The current seven-day daily average of COVID-19 cases in the U.S. is about 92,800. This is an 18 percent increase from last week’s seven-day daily case average.
The seven-day average of hospital admissions is about 5,600 per day, about a 6 percent increase from the prior seven-day average.
The seven-day average daily deaths are about 1,000 per day.
The Food and Drug Administration (FDA) has approved the Centers for Disease Control and Prevention (CDC) Advisory Committee’s expanded recommendations for booster shots to include all adults ages 18 years and older who received a Pfizer BioNTech or Moderna vaccine at least six months after their second dose. That means everyone over 18 years of age is eligible to get boosted.
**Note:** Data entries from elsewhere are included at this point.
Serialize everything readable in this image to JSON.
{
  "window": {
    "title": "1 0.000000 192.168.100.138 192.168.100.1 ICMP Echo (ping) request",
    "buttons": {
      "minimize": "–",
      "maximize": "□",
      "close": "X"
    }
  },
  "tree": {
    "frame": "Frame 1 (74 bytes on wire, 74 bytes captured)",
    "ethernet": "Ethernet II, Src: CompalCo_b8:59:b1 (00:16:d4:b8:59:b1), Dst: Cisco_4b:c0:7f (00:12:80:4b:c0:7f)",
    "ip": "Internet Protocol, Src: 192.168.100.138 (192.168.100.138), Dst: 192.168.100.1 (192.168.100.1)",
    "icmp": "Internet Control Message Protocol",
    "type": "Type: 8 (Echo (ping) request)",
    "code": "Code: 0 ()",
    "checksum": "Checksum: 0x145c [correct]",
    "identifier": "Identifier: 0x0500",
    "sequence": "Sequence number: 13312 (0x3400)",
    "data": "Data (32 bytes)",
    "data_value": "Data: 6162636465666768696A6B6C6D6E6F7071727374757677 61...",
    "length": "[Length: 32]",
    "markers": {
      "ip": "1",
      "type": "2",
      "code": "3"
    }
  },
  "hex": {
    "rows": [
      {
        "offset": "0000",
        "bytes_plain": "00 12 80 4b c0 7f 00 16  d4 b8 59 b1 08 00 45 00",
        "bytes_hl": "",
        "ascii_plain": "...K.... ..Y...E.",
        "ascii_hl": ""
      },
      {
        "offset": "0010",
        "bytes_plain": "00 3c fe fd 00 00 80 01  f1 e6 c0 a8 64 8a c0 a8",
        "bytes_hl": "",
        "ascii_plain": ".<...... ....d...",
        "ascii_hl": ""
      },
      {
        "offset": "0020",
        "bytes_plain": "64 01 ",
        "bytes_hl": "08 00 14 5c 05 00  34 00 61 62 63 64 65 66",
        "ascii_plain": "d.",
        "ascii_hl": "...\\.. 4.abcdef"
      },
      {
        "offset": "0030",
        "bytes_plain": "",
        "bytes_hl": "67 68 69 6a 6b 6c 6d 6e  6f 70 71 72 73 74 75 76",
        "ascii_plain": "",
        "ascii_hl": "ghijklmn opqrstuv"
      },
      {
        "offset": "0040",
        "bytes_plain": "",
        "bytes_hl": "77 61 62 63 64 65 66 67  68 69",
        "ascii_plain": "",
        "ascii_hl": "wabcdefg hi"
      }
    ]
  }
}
CDC officials say the agency continuously monitors the state of the pandemic, and surveillance shows a rise in cases over the past few weeks.
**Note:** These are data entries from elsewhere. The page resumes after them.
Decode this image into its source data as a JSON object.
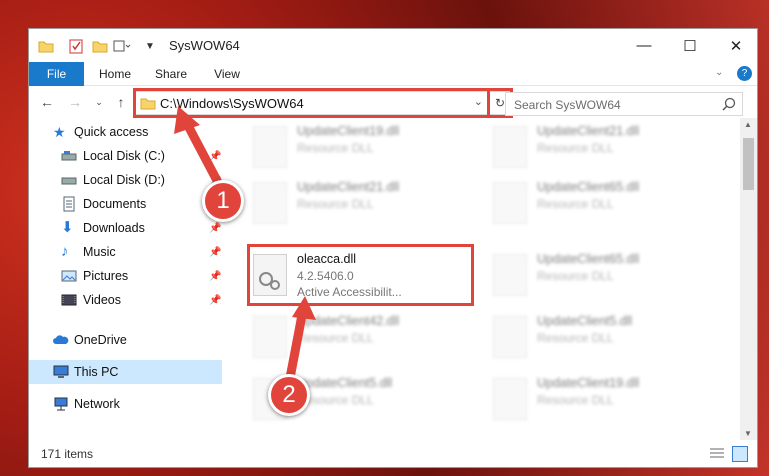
{
  "window": {
    "title": "SysWOW64"
  },
  "controls": {
    "minimize": "—",
    "maximize": "☐",
    "close": "✕"
  },
  "ribbon": {
    "tabs": [
      "File",
      "Home",
      "Share",
      "View"
    ]
  },
  "address": {
    "path": "C:\\Windows\\SysWOW64"
  },
  "search": {
    "placeholder": "Search SysWOW64"
  },
  "sidebar": {
    "items": [
      {
        "label": "Quick access",
        "icon": "star-icon",
        "pinned": false
      },
      {
        "label": "Local Disk (C:)",
        "icon": "drive-icon",
        "pinned": true
      },
      {
        "label": "Local Disk (D:)",
        "icon": "drive-icon",
        "pinned": true
      },
      {
        "label": "Documents",
        "icon": "documents-icon",
        "pinned": true
      },
      {
        "label": "Downloads",
        "icon": "download-icon",
        "pinned": true
      },
      {
        "label": "Music",
        "icon": "music-icon",
        "pinned": true
      },
      {
        "label": "Pictures",
        "icon": "pictures-icon",
        "pinned": true
      },
      {
        "label": "Videos",
        "icon": "videos-icon",
        "pinned": true
      },
      {
        "label": "OneDrive",
        "icon": "cloud-icon",
        "pinned": false
      },
      {
        "label": "This PC",
        "icon": "pc-icon",
        "pinned": false,
        "selected": true
      },
      {
        "label": "Network",
        "icon": "network-icon",
        "pinned": false
      }
    ]
  },
  "files": [
    {
      "name": "UpdateClient19.dll",
      "type": "Resource DLL",
      "blurred": true
    },
    {
      "name": "UpdateClient21.dll",
      "type": "Resource DLL",
      "blurred": true
    },
    {
      "name": "UpdateClient21.dll",
      "type": "Resource DLL",
      "blurred": true
    },
    {
      "name": "UpdateClient65.dll",
      "type": "Resource DLL",
      "blurred": true
    },
    {
      "name": "oleacca.dll",
      "version": "4.2.5406.0",
      "description": "Active Accessibilit...",
      "blurred": false
    },
    {
      "name": "UpdateClient65.dll",
      "type": "Resource DLL",
      "blurred": true
    },
    {
      "name": "UpdateClient42.dll",
      "type": "Resource DLL",
      "blurred": true
    },
    {
      "name": "UpdateClient5.dll",
      "type": "Resource DLL",
      "blurred": true
    },
    {
      "name": "UpdateClient5.dll",
      "type": "Resource DLL",
      "blurred": true
    },
    {
      "name": "UpdateClient19.dll",
      "type": "Resource DLL",
      "blurred": true
    }
  ],
  "status": {
    "count": "171 items"
  },
  "callouts": [
    "1",
    "2"
  ],
  "colors": {
    "accent": "#1979ca",
    "highlight": "#e0443a",
    "selected": "#cce8ff"
  }
}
Heading into the winter months when respiratory viruses are more likely to spread and with plans for increased holiday season travel and gathering, officials are urging people to boost their overall protection against COVID-19 disease and death.
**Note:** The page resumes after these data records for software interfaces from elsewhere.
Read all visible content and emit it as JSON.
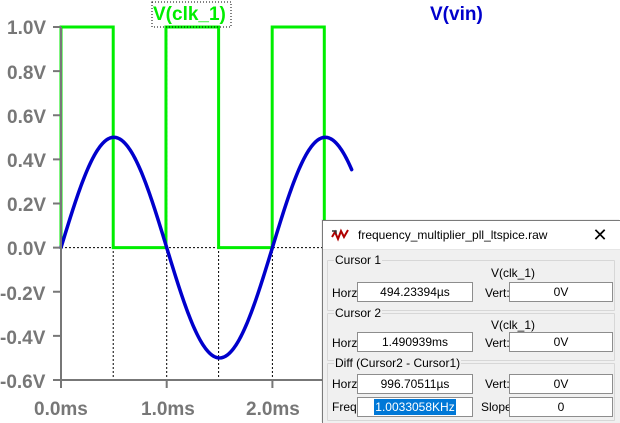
{
  "plot": {
    "trace_labels": [
      "V(clk_1)",
      "V(vin)"
    ],
    "y_tick_labels": [
      "1.0V",
      "0.8V",
      "0.6V",
      "0.4V",
      "0.2V",
      "0.0V",
      "-0.2V",
      "-0.4V",
      "-0.6V"
    ],
    "x_tick_labels": [
      "0.0ms",
      "1.0ms",
      "2.0ms"
    ],
    "colors": {
      "clk": "#00ee00",
      "vin": "#0000cc",
      "axis": "#777777",
      "grid": "#000000"
    }
  },
  "chart_data": {
    "type": "line",
    "title": "",
    "xlabel": "",
    "ylabel": "",
    "x_unit": "ms",
    "y_unit": "V",
    "xlim": [
      0,
      2.77
    ],
    "ylim": [
      -0.6,
      1.0
    ],
    "series": [
      {
        "name": "V(clk_1)",
        "color": "#00ee00",
        "x": [
          0.0,
          0.0,
          0.494,
          0.494,
          0.993,
          0.993,
          1.491,
          1.491,
          1.998,
          1.998,
          2.491,
          2.491,
          2.75
        ],
        "values": [
          0,
          1,
          1,
          0,
          0,
          1,
          1,
          0,
          0,
          1,
          1,
          0,
          0
        ]
      },
      {
        "name": "V(vin)",
        "color": "#0000cc",
        "x": [
          0.0,
          0.25,
          0.5,
          0.75,
          1.0,
          1.25,
          1.5,
          1.75,
          2.0,
          2.25,
          2.5,
          2.75
        ],
        "values": [
          0.0,
          0.354,
          0.5,
          0.354,
          0.0,
          -0.354,
          -0.5,
          -0.354,
          0.0,
          0.354,
          0.5,
          0.354
        ]
      }
    ],
    "cursors": [
      {
        "name": "Cursor 1",
        "x": 0.494
      },
      {
        "name": "Cursor 2",
        "x": 1.491
      }
    ],
    "grid": true,
    "legend": "top"
  },
  "dialog": {
    "title": "frequency_multiplier_pll_ltspice.raw",
    "cursor1": {
      "title": "Cursor 1",
      "trace": "V(clk_1)",
      "horz_label": "Horz:",
      "horz_value": "494.23394µs",
      "vert_label": "Vert:",
      "vert_value": "0V"
    },
    "cursor2": {
      "title": "Cursor 2",
      "trace": "V(clk_1)",
      "horz_label": "Horz:",
      "horz_value": "1.490939ms",
      "vert_label": "Vert:",
      "vert_value": "0V"
    },
    "diff": {
      "title": "Diff (Cursor2 - Cursor1)",
      "horz_label": "Horz:",
      "horz_value": "996.70511µs",
      "vert_label": "Vert:",
      "vert_value": "0V",
      "freq_label": "Freq:",
      "freq_value": "1.0033058KHz",
      "slope_label": "Slope:",
      "slope_value": "0"
    },
    "close_symbol": "✕",
    "icon_name": "ltspice-waveform-icon"
  }
}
Among key considerations: The current state of the pandemic, the data on vaccine effectiveness over time, and importantly, the safety profile of booster shots of over 30 million Americans who have already received an additional vaccine dose.
The safety data showed that serious adverse events after a booster dose are rare and, in general, people had fewer reactions after their third dose than after their second dose. Reactions that did occur included the previously seen sore arms, headaches, and joint aches.
This latest CDC action underscores the agency’s message: Booster shots are an important public health tool to strengthen our defenses against the virus.
And while vaccination plans continue to move forward, the administration also moves toward its goal of vaccinating all who are eligible with their primary vaccine series. Forty-seven million eligible American adults and more than twelve million teens are still not fully vaccinated and remain at highest risk of disease.
Data updated and posted today on CDC’s COVID Data Tracker continue to show that unvaccinated people are six times more likely to test positive for COVID-19 than vaccinated individuals.